MERS was flawed at conception, those critics say. The bankers who midwifed its birth hired Covington & Burling, a prominent Washington law firm, to research their proposal. Covington produced a memo that offered assurances that MERS could operate legally nationwide. No one, however, conducted a state-by-state study of real estate laws.
“They didn’t do the deep homework,” said an official involved in those discussions who spoke on condition of anonymity because he has clients involved with MERS. “So as far as anyone can tell their real theory was: ‘If we can get everyone on board, no judge will want to upend something that is reasonable and sensible and would screw up 70 percent of loans.’ ”
County officials appealed to Congress, arguing that MERS was of dubious legality. But this was the 1990s, an era of deregulation, and the mortgage industry won.
“We lost our revenue stream, and Americans lost the ability to immediately know who owned a piece of property,” said Mark Monacelli, the St. Louis County recorder in Duluth, Minn.
And so MERS took off. Its board gave its senior vice president, William Hultman, the rather extraordinary power to deputize an unlimited number of “vice presidents” and “assistant secretaries” drawn from the ranks of the mortgage industry.
The “nomination” process was near instantaneous. A bank entered a name into MERS’s Web site, and, in a blink, MERS produced a “certifying resolution,” signed by Mr. Hultman. The corporate seal was available to those deputies for $25.
As personnel policies go, this was a touch loose. Precisely how loose became clear when a lawyer questioned Mr. Hultman in April 2010 in a lawsuit related to its foreclosure against an Atlantic City cab driver.
How many vice presidents and assistant secretaries have you appointed? the lawyer asked.

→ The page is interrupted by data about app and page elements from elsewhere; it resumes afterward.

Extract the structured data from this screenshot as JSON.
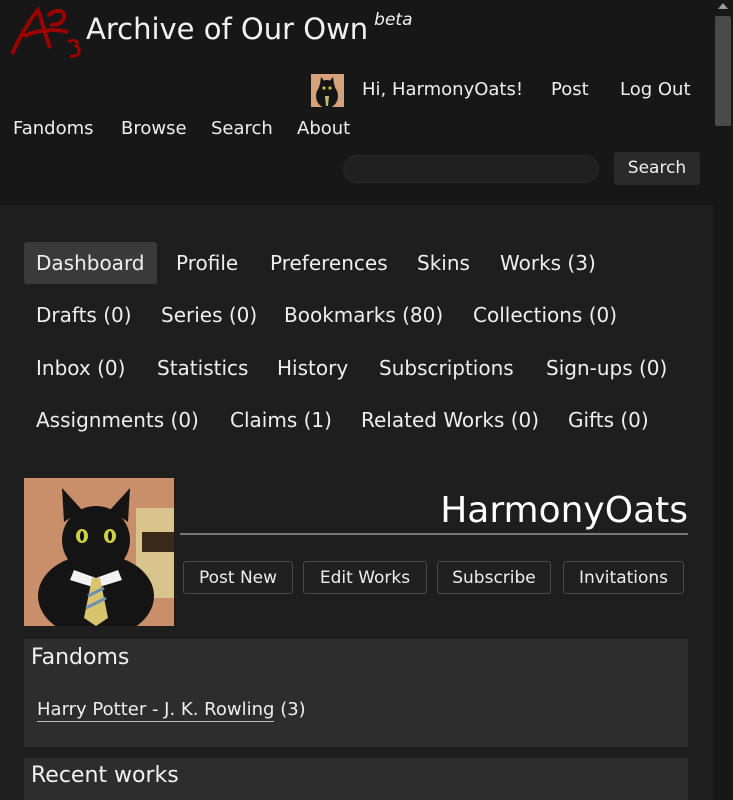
{
  "header": {
    "site_title": "Archive of Our Own",
    "beta_label": "beta",
    "greeting": "Hi, HarmonyOats!",
    "post_label": "Post",
    "logout_label": "Log Out",
    "nav": [
      "Fandoms",
      "Browse",
      "Search",
      "About"
    ],
    "search_value": "",
    "search_button": "Search",
    "logo_color": "#990000"
  },
  "dashboard_nav": {
    "current": "Dashboard",
    "items": [
      "Dashboard",
      "Profile",
      "Preferences",
      "Skins",
      "Works (3)",
      "Drafts (0)",
      "Series (0)",
      "Bookmarks (80)",
      "Collections (0)",
      "Inbox (0)",
      "Statistics",
      "History",
      "Subscriptions",
      "Sign-ups (0)",
      "Assignments (0)",
      "Claims (1)",
      "Related Works (0)",
      "Gifts (0)"
    ]
  },
  "user": {
    "name": "HarmonyOats",
    "actions": [
      "Post New",
      "Edit Works",
      "Subscribe",
      "Invitations"
    ]
  },
  "fandoms_panel": {
    "title": "Fandoms",
    "items": [
      {
        "name": "Harry Potter - J. K. Rowling",
        "count": "(3)"
      }
    ]
  },
  "recent_panel": {
    "title": "Recent works"
  }
}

“I don’t know that number,” Mr. Hultman replied.
“I wouldn’t even be able to tell you, right now.”
In the thousands?
Each of those deputies could file loan transfers and foreclosures in MERS’s name. The goal, as with almost everything about the mortgage business at that time, was speed. Speed meant money.
ALAN GRAYSON has seen MERS’s record-keeping up close. From 2009 until this year, he served as the United States representative for Florida’s Eighth Congressional District — in the Orlando area, which was ravaged by foreclosures. Thousands of constituents poured through his office, hoping to fend off foreclosures. Almost all had papers bearing the MERS name.
“In many foreclosures, the MERS paperwork was squirrelly,” Mr. Grayson said. With no real legal authority, he says, Fannie and the banks eliminated the old system and replaced it with a privatized one that was unreliable.
A spokeswoman for MERS declined interview requests. In an e-mail, she noted that several state courts have ruled in MERS’s favor of late. She expressed confidence that MERS’s policies complied with state laws, even if MERS’s members occasionally strayed.
“At times, some MERS members have failed to follow those procedures and/or established state foreclosure rules,” the spokeswoman, Karmela Lejarde, wrote, “or to properly explain MERS and document MERS relationships in legal pleadings.”
Such cases, she said, “are outliers, reflecting case-specific problems in process, and did not repudiate the MERS business model.”
"We would never rely on it to find ownership.”
MERS’s legal troubles, however, aren’t going away. In August, the Ohio secretary of state referred to federal prosecutors in Cleveland accusations that notaries deputized by MERS were signing hundreds of documents without any personal knowledge of them. The attorney general of Massachusetts is examining a complaint by a county registrar that MERS owes the state tens of millions of dollars in unpaid fees.
As far back as 2001, Ed Romaine, the clerk for Suffolk County, on eastern Long Island, refused to register mortgages in MERS’s name, partly because of complaints that the company’s records didn’t square with public ones. The state Court of Appeals later ruled that he had overstepped his powers.